Brief
Please reproduce the entire listing, character for character.

Data for this task
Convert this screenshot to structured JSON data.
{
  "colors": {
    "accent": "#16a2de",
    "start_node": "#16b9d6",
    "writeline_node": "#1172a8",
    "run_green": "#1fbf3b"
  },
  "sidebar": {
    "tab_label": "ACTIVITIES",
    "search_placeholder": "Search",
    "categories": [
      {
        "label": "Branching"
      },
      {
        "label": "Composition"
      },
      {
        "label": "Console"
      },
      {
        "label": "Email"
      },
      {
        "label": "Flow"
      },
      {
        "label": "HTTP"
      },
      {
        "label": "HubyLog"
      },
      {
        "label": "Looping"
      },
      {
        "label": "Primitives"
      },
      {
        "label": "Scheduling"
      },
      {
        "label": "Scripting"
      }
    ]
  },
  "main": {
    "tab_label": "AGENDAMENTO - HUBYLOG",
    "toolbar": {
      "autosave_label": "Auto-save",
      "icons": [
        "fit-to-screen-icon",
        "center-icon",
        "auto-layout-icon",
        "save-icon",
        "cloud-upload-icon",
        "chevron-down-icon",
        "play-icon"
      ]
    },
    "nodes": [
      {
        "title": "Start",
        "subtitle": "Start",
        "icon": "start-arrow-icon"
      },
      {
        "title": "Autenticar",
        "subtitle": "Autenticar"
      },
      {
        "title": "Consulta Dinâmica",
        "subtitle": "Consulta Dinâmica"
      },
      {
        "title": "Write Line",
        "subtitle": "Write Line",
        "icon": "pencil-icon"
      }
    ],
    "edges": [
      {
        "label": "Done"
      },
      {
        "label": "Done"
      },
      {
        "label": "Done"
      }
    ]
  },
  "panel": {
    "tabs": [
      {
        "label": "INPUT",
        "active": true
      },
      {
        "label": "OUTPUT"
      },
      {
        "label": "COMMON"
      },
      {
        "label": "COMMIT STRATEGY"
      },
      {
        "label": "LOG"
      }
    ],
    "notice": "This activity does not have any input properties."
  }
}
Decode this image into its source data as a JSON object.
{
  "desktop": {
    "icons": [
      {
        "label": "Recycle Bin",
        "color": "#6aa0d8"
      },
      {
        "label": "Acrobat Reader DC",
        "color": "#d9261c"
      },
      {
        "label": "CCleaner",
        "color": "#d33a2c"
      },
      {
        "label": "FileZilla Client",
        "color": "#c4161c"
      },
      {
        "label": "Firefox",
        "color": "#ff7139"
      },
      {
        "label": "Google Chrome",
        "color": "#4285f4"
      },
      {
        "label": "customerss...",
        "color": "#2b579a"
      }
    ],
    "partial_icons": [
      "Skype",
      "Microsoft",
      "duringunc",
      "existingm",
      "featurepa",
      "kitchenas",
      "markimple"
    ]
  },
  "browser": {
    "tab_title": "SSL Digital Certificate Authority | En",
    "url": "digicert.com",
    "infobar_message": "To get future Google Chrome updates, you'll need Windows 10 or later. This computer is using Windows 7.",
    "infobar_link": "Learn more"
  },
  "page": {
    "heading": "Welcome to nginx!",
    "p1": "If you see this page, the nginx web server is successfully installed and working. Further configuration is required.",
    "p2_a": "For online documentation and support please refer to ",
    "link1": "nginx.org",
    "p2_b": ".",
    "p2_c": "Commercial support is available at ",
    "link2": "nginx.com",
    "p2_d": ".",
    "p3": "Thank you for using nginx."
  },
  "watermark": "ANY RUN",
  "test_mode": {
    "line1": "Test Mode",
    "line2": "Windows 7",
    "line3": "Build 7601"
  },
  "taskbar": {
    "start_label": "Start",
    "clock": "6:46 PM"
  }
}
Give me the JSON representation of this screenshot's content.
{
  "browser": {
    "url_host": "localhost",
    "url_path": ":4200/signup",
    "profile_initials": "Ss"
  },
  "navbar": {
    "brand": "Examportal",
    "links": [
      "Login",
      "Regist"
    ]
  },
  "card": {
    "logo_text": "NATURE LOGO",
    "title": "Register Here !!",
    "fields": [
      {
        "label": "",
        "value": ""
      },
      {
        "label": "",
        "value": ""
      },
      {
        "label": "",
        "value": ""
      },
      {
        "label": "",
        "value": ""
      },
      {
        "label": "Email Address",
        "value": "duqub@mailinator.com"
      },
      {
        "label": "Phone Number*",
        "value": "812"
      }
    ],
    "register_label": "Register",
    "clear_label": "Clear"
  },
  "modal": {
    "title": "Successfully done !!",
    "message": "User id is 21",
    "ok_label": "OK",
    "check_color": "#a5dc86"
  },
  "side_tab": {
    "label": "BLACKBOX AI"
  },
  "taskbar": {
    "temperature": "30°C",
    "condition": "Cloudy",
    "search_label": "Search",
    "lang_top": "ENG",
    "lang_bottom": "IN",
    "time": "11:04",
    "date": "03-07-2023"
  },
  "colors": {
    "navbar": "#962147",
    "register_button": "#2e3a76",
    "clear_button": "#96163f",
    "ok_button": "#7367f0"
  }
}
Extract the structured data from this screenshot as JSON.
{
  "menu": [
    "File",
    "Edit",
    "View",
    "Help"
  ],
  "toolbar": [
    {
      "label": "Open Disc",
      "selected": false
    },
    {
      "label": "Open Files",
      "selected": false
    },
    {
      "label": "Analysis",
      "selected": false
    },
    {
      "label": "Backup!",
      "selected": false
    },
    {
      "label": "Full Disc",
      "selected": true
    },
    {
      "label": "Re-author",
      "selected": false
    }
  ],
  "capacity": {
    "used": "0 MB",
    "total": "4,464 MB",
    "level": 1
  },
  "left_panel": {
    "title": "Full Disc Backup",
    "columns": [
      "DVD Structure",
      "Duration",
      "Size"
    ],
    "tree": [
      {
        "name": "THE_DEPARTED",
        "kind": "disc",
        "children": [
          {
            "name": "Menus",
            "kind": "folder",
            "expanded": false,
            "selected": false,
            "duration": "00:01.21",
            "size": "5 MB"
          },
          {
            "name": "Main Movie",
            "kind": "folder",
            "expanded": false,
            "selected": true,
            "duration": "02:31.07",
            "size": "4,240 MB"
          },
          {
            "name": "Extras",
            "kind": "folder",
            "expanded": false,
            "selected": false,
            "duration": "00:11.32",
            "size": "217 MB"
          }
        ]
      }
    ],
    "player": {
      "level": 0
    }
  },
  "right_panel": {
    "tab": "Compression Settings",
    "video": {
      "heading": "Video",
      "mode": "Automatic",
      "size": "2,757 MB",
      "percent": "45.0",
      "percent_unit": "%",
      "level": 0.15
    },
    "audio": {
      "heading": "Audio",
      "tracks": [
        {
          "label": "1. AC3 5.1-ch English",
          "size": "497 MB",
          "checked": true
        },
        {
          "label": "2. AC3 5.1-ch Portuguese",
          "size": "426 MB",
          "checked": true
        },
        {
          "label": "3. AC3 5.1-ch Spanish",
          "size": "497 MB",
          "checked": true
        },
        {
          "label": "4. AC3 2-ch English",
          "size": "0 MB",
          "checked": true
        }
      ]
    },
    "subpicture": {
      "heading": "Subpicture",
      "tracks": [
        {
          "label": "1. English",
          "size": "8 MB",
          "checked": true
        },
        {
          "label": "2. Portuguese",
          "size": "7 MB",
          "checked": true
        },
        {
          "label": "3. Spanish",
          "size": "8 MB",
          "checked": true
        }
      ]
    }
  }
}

Reply to the exercise
Convert this screenshot to structured JSON data.
{
  "colors": {
    "accent": "#16a2de",
    "start_node": "#16b9d6",
    "writeline_node": "#1172a8",
    "run_green": "#1fbf3b"
  },
  "sidebar": {
    "tab_label": "ACTIVITIES",
    "search_placeholder": "Search",
    "categories": [
      {
        "label": "Branching"
      },
      {
        "label": "Composition"
      },
      {
        "label": "Console"
      },
      {
        "label": "Email"
      },
      {
        "label": "Flow"
      },
      {
        "label": "HTTP"
      },
      {
        "label": "HubyLog"
      },
      {
        "label": "Looping"
      },
      {
        "label": "Primitives"
      },
      {
        "label": "Scheduling"
      },
      {
        "label": "Scripting"
      }
    ]
  },
  "main": {
    "tab_label": "AGENDAMENTO - HUBYLOG",
    "toolbar": {
      "autosave_label": "Auto-save",
      "icons": [
        "fit-to-screen-icon",
        "center-icon",
        "auto-layout-icon",
        "save-icon",
        "cloud-upload-icon",
        "chevron-down-icon",
        "play-icon"
      ]
    },
    "nodes": [
      {
        "title": "Start",
        "subtitle": "Start",
        "icon": "start-arrow-icon"
      },
      {
        "title": "Autenticar",
        "subtitle": "Autenticar"
      },
      {
        "title": "Consulta Dinâmica",
        "subtitle": "Consulta Dinâmica"
      },
      {
        "title": "Write Line",
        "subtitle": "Write Line",
        "icon": "pencil-icon"
      }
    ],
    "edges": [
      {
        "label": "Done"
      },
      {
        "label": "Done"
      },
      {
        "label": "Done"
      }
    ]
  },
  "panel": {
    "tabs": [
      {
        "label": "INPUT",
        "active": true
      },
      {
        "label": "OUTPUT"
      },
      {
        "label": "COMMON"
      },
      {
        "label": "COMMIT STRATEGY"
      },
      {
        "label": "LOG"
      }
    ],
    "notice": "This activity does not have any input properties."
  }
}
Decode this image into its source data as a JSON object.
{
  "desktop": {
    "icons": [
      {
        "label": "Recycle Bin",
        "color": "#6aa0d8"
      },
      {
        "label": "Acrobat Reader DC",
        "color": "#d9261c"
      },
      {
        "label": "CCleaner",
        "color": "#d33a2c"
      },
      {
        "label": "FileZilla Client",
        "color": "#c4161c"
      },
      {
        "label": "Firefox",
        "color": "#ff7139"
      },
      {
        "label": "Google Chrome",
        "color": "#4285f4"
      },
      {
        "label": "customerss...",
        "color": "#2b579a"
      }
    ],
    "partial_icons": [
      "Skype",
      "Microsoft",
      "duringunc",
      "existingm",
      "featurepa",
      "kitchenas",
      "markimple"
    ]
  },
  "browser": {
    "tab_title": "SSL Digital Certificate Authority | En",
    "url": "digicert.com",
    "infobar_message": "To get future Google Chrome updates, you'll need Windows 10 or later. This computer is using Windows 7.",
    "infobar_link": "Learn more"
  },
  "page": {
    "heading": "Welcome to nginx!",
    "p1": "If you see this page, the nginx web server is successfully installed and working. Further configuration is required.",
    "p2_a": "For online documentation and support please refer to ",
    "link1": "nginx.org",
    "p2_b": ".",
    "p2_c": "Commercial support is available at ",
    "link2": "nginx.com",
    "p2_d": ".",
    "p3": "Thank you for using nginx."
  },
  "watermark": "ANY RUN",
  "test_mode": {
    "line1": "Test Mode",
    "line2": "Windows 7",
    "line3": "Build 7601"
  },
  "taskbar": {
    "start_label": "Start",
    "clock": "6:46 PM"
  }
}
Give me the JSON representation of this screenshot's content.
{
  "browser": {
    "url_host": "localhost",
    "url_path": ":4200/signup",
    "profile_initials": "Ss"
  },
  "navbar": {
    "brand": "Examportal",
    "links": [
      "Login",
      "Regist"
    ]
  },
  "card": {
    "logo_text": "NATURE LOGO",
    "title": "Register Here !!",
    "fields": [
      {
        "label": "",
        "value": ""
      },
      {
        "label": "",
        "value": ""
      },
      {
        "label": "",
        "value": ""
      },
      {
        "label": "",
        "value": ""
      },
      {
        "label": "Email Address",
        "value": "duqub@mailinator.com"
      },
      {
        "label": "Phone Number*",
        "value": "812"
      }
    ],
    "register_label": "Register",
    "clear_label": "Clear"
  },
  "modal": {
    "title": "Successfully done !!",
    "message": "User id is 21",
    "ok_label": "OK",
    "check_color": "#a5dc86"
  },
  "side_tab": {
    "label": "BLACKBOX AI"
  },
  "taskbar": {
    "temperature": "30°C",
    "condition": "Cloudy",
    "search_label": "Search",
    "lang_top": "ENG",
    "lang_bottom": "IN",
    "time": "11:04",
    "date": "03-07-2023"
  },
  "colors": {
    "navbar": "#962147",
    "register_button": "#2e3a76",
    "clear_button": "#96163f",
    "ok_button": "#7367f0"
  }
}
Extract the structured data from this screenshot as JSON.
{
  "menu": [
    "File",
    "Edit",
    "View",
    "Help"
  ],
  "toolbar": [
    {
      "label": "Open Disc",
      "selected": false
    },
    {
      "label": "Open Files",
      "selected": false
    },
    {
      "label": "Analysis",
      "selected": false
    },
    {
      "label": "Backup!",
      "selected": false
    },
    {
      "label": "Full Disc",
      "selected": true
    },
    {
      "label": "Re-author",
      "selected": false
    }
  ],
  "capacity": {
    "used": "0 MB",
    "total": "4,464 MB",
    "level": 1
  },
  "left_panel": {
    "title": "Full Disc Backup",
    "columns": [
      "DVD Structure",
      "Duration",
      "Size"
    ],
    "tree": [
      {
        "name": "THE_DEPARTED",
        "kind": "disc",
        "children": [
          {
            "name": "Menus",
            "kind": "folder",
            "expanded": false,
            "selected": false,
            "duration": "00:01.21",
            "size": "5 MB"
          },
          {
            "name": "Main Movie",
            "kind": "folder",
            "expanded": false,
            "selected": true,
            "duration": "02:31.07",
            "size": "4,240 MB"
          },
          {
            "name": "Extras",
            "kind": "folder",
            "expanded": false,
            "selected": false,
            "duration": "00:11.32",
            "size": "217 MB"
          }
        ]
      }
    ],
    "player": {
      "level": 0
    }
  },
  "right_panel": {
    "tab": "Compression Settings",
    "video": {
      "heading": "Video",
      "mode": "Automatic",
      "size": "2,757 MB",
      "percent": "45.0",
      "percent_unit": "%",
      "level": 0.15
    },
    "audio": {
      "heading": "Audio",
      "tracks": [
        {
          "label": "1. AC3 5.1-ch English",
          "size": "497 MB",
          "checked": true
        },
        {
          "label": "2. AC3 5.1-ch Portuguese",
          "size": "426 MB",
          "checked": true
        },
        {
          "label": "3. AC3 5.1-ch Spanish",
          "size": "497 MB",
          "checked": true
        },
        {
          "label": "4. AC3 2-ch English",
          "size": "0 MB",
          "checked": true
        }
      ]
    },
    "subpicture": {
      "heading": "Subpicture",
      "tracks": [
        {
          "label": "1. English",
          "size": "8 MB",
          "checked": true
        },
        {
          "label": "2. Portuguese",
          "size": "7 MB",
          "checked": true
        },
        {
          "label": "3. Spanish",
          "size": "8 MB",
          "checked": true
        }
      ]
    }
  }
}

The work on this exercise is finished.